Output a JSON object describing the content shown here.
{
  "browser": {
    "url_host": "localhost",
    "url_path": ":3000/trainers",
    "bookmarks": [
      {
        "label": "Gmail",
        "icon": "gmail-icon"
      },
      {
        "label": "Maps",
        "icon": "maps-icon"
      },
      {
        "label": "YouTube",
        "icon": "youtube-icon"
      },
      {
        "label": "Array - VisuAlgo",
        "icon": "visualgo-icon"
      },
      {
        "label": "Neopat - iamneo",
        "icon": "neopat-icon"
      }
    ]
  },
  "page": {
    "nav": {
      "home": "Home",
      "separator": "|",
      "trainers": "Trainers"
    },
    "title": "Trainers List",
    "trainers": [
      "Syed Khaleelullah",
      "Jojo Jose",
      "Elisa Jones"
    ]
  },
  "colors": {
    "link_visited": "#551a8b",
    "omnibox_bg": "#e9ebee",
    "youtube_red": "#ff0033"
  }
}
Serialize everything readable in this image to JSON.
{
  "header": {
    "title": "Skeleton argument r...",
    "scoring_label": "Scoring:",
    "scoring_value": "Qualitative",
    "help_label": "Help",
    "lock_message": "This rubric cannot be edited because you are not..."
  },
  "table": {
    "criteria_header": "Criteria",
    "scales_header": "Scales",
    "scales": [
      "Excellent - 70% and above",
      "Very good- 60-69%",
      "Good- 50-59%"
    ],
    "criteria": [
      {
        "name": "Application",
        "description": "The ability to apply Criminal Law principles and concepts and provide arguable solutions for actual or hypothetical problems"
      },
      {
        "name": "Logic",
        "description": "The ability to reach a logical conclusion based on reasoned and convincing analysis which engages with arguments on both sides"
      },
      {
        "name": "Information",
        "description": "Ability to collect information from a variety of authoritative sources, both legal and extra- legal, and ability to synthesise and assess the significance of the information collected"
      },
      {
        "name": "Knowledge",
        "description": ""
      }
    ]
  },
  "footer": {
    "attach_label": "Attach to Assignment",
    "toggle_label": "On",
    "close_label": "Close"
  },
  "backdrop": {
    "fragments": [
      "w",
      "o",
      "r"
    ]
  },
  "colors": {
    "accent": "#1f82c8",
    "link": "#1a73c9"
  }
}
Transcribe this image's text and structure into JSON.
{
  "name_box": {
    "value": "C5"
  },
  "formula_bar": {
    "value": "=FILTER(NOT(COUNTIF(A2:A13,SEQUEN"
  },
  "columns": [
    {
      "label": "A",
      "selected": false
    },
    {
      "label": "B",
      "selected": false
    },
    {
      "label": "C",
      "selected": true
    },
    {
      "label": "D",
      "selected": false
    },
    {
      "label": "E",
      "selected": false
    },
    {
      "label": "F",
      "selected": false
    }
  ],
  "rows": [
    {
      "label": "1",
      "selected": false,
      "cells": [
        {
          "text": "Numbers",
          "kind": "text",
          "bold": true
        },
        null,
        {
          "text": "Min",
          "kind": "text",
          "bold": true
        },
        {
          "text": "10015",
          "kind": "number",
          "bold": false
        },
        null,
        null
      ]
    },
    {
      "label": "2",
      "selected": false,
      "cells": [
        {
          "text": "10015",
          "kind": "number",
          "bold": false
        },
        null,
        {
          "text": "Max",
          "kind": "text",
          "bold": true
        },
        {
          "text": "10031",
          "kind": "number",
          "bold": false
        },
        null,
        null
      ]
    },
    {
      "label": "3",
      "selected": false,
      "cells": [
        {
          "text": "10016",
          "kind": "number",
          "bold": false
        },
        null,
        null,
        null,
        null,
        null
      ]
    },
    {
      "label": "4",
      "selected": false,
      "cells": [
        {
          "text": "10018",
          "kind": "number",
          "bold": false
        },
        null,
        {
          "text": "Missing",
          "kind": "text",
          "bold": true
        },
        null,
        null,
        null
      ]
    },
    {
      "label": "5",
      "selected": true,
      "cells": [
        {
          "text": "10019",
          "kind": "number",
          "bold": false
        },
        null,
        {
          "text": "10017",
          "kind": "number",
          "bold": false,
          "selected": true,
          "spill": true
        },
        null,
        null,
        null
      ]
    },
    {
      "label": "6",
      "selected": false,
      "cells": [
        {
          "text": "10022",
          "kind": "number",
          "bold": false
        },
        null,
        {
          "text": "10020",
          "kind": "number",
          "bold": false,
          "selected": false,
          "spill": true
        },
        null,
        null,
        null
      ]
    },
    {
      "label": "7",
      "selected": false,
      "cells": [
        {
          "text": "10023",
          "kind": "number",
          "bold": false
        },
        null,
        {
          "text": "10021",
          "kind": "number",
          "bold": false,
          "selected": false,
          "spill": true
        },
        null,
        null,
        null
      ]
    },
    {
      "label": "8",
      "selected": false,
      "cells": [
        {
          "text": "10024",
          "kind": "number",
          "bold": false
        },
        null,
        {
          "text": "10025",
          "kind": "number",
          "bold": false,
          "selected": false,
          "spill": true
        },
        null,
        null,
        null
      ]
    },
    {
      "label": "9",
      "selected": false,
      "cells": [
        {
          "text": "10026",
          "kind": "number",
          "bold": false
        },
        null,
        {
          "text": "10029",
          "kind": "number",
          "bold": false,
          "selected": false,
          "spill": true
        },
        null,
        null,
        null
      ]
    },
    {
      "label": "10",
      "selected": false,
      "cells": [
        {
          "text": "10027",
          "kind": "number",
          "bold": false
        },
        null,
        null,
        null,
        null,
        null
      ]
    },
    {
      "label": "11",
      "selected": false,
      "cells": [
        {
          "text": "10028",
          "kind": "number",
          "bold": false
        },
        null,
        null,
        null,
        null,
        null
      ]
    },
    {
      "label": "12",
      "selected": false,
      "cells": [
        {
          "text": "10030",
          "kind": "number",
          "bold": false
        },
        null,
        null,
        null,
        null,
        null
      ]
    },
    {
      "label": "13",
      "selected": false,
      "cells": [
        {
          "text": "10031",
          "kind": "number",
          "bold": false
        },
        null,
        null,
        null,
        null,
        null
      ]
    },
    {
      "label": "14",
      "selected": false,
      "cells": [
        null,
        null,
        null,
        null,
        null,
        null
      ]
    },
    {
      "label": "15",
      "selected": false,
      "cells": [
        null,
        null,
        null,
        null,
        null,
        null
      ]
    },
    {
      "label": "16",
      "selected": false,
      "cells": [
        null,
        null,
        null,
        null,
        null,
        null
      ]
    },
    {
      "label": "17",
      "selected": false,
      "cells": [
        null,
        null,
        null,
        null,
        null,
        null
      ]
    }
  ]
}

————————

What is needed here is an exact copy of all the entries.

(Response area):
Output a JSON object describing the content shown here.
{
  "browser": {
    "url_host": "localhost",
    "url_path": ":3000/trainers",
    "bookmarks": [
      {
        "label": "Gmail",
        "icon": "gmail-icon"
      },
      {
        "label": "Maps",
        "icon": "maps-icon"
      },
      {
        "label": "YouTube",
        "icon": "youtube-icon"
      },
      {
        "label": "Array - VisuAlgo",
        "icon": "visualgo-icon"
      },
      {
        "label": "Neopat - iamneo",
        "icon": "neopat-icon"
      }
    ]
  },
  "page": {
    "nav": {
      "home": "Home",
      "separator": "|",
      "trainers": "Trainers"
    },
    "title": "Trainers List",
    "trainers": [
      "Syed Khaleelullah",
      "Jojo Jose",
      "Elisa Jones"
    ]
  },
  "colors": {
    "link_visited": "#551a8b",
    "omnibox_bg": "#e9ebee",
    "youtube_red": "#ff0033"
  }
}
Serialize everything readable in this image to JSON.
{
  "header": {
    "title": "Skeleton argument r...",
    "scoring_label": "Scoring:",
    "scoring_value": "Qualitative",
    "help_label": "Help",
    "lock_message": "This rubric cannot be edited because you are not..."
  },
  "table": {
    "criteria_header": "Criteria",
    "scales_header": "Scales",
    "scales": [
      "Excellent - 70% and above",
      "Very good- 60-69%",
      "Good- 50-59%"
    ],
    "criteria": [
      {
        "name": "Application",
        "description": "The ability to apply Criminal Law principles and concepts and provide arguable solutions for actual or hypothetical problems"
      },
      {
        "name": "Logic",
        "description": "The ability to reach a logical conclusion based on reasoned and convincing analysis which engages with arguments on both sides"
      },
      {
        "name": "Information",
        "description": "Ability to collect information from a variety of authoritative sources, both legal and extra- legal, and ability to synthesise and assess the significance of the information collected"
      },
      {
        "name": "Knowledge",
        "description": ""
      }
    ]
  },
  "footer": {
    "attach_label": "Attach to Assignment",
    "toggle_label": "On",
    "close_label": "Close"
  },
  "backdrop": {
    "fragments": [
      "w",
      "o",
      "r"
    ]
  },
  "colors": {
    "accent": "#1f82c8",
    "link": "#1a73c9"
  }
}
Transcribe this image's text and structure into JSON.
{
  "name_box": {
    "value": "C5"
  },
  "formula_bar": {
    "value": "=FILTER(NOT(COUNTIF(A2:A13,SEQUEN"
  },
  "columns": [
    {
      "label": "A",
      "selected": false
    },
    {
      "label": "B",
      "selected": false
    },
    {
      "label": "C",
      "selected": true
    },
    {
      "label": "D",
      "selected": false
    },
    {
      "label": "E",
      "selected": false
    },
    {
      "label": "F",
      "selected": false
    }
  ],
  "rows": [
    {
      "label": "1",
      "selected": false,
      "cells": [
        {
          "text": "Numbers",
          "kind": "text",
          "bold": true
        },
        null,
        {
          "text": "Min",
          "kind": "text",
          "bold": true
        },
        {
          "text": "10015",
          "kind": "number",
          "bold": false
        },
        null,
        null
      ]
    },
    {
      "label": "2",
      "selected": false,
      "cells": [
        {
          "text": "10015",
          "kind": "number",
          "bold": false
        },
        null,
        {
          "text": "Max",
          "kind": "text",
          "bold": true
        },
        {
          "text": "10031",
          "kind": "number",
          "bold": false
        },
        null,
        null
      ]
    },
    {
      "label": "3",
      "selected": false,
      "cells": [
        {
          "text": "10016",
          "kind": "number",
          "bold": false
        },
        null,
        null,
        null,
        null,
        null
      ]
    },
    {
      "label": "4",
      "selected": false,
      "cells": [
        {
          "text": "10018",
          "kind": "number",
          "bold": false
        },
        null,
        {
          "text": "Missing",
          "kind": "text",
          "bold": true
        },
        null,
        null,
        null
      ]
    },
    {
      "label": "5",
      "selected": true,
      "cells": [
        {
          "text": "10019",
          "kind": "number",
          "bold": false
        },
        null,
        {
          "text": "10017",
          "kind": "number",
          "bold": false,
          "selected": true,
          "spill": true
        },
        null,
        null,
        null
      ]
    },
    {
      "label": "6",
      "selected": false,
      "cells": [
        {
          "text": "10022",
          "kind": "number",
          "bold": false
        },
        null,
        {
          "text": "10020",
          "kind": "number",
          "bold": false,
          "selected": false,
          "spill": true
        },
        null,
        null,
        null
      ]
    },
    {
      "label": "7",
      "selected": false,
      "cells": [
        {
          "text": "10023",
          "kind": "number",
          "bold": false
        },
        null,
        {
          "text": "10021",
          "kind": "number",
          "bold": false,
          "selected": false,
          "spill": true
        },
        null,
        null,
        null
      ]
    },
    {
      "label": "8",
      "selected": false,
      "cells": [
        {
          "text": "10024",
          "kind": "number",
          "bold": false
        },
        null,
        {
          "text": "10025",
          "kind": "number",
          "bold": false,
          "selected": false,
          "spill": true
        },
        null,
        null,
        null
      ]
    },
    {
      "label": "9",
      "selected": false,
      "cells": [
        {
          "text": "10026",
          "kind": "number",
          "bold": false
        },
        null,
        {
          "text": "10029",
          "kind": "number",
          "bold": false,
          "selected": false,
          "spill": true
        },
        null,
        null,
        null
      ]
    },
    {
      "label": "10",
      "selected": false,
      "cells": [
        {
          "text": "10027",
          "kind": "number",
          "bold": false
        },
        null,
        null,
        null,
        null,
        null
      ]
    },
    {
      "label": "11",
      "selected": false,
      "cells": [
        {
          "text": "10028",
          "kind": "number",
          "bold": false
        },
        null,
        null,
        null,
        null,
        null
      ]
    },
    {
      "label": "12",
      "selected": false,
      "cells": [
        {
          "text": "10030",
          "kind": "number",
          "bold": false
        },
        null,
        null,
        null,
        null,
        null
      ]
    },
    {
      "label": "13",
      "selected": false,
      "cells": [
        {
          "text": "10031",
          "kind": "number",
          "bold": false
        },
        null,
        null,
        null,
        null,
        null
      ]
    },
    {
      "label": "14",
      "selected": false,
      "cells": [
        null,
        null,
        null,
        null,
        null,
        null
      ]
    },
    {
      "label": "15",
      "selected": false,
      "cells": [
        null,
        null,
        null,
        null,
        null,
        null
      ]
    },
    {
      "label": "16",
      "selected": false,
      "cells": [
        null,
        null,
        null,
        null,
        null,
        null
      ]
    },
    {
      "label": "17",
      "selected": false,
      "cells": [
        null,
        null,
        null,
        null,
        null,
        null
      ]
    }
  ]
}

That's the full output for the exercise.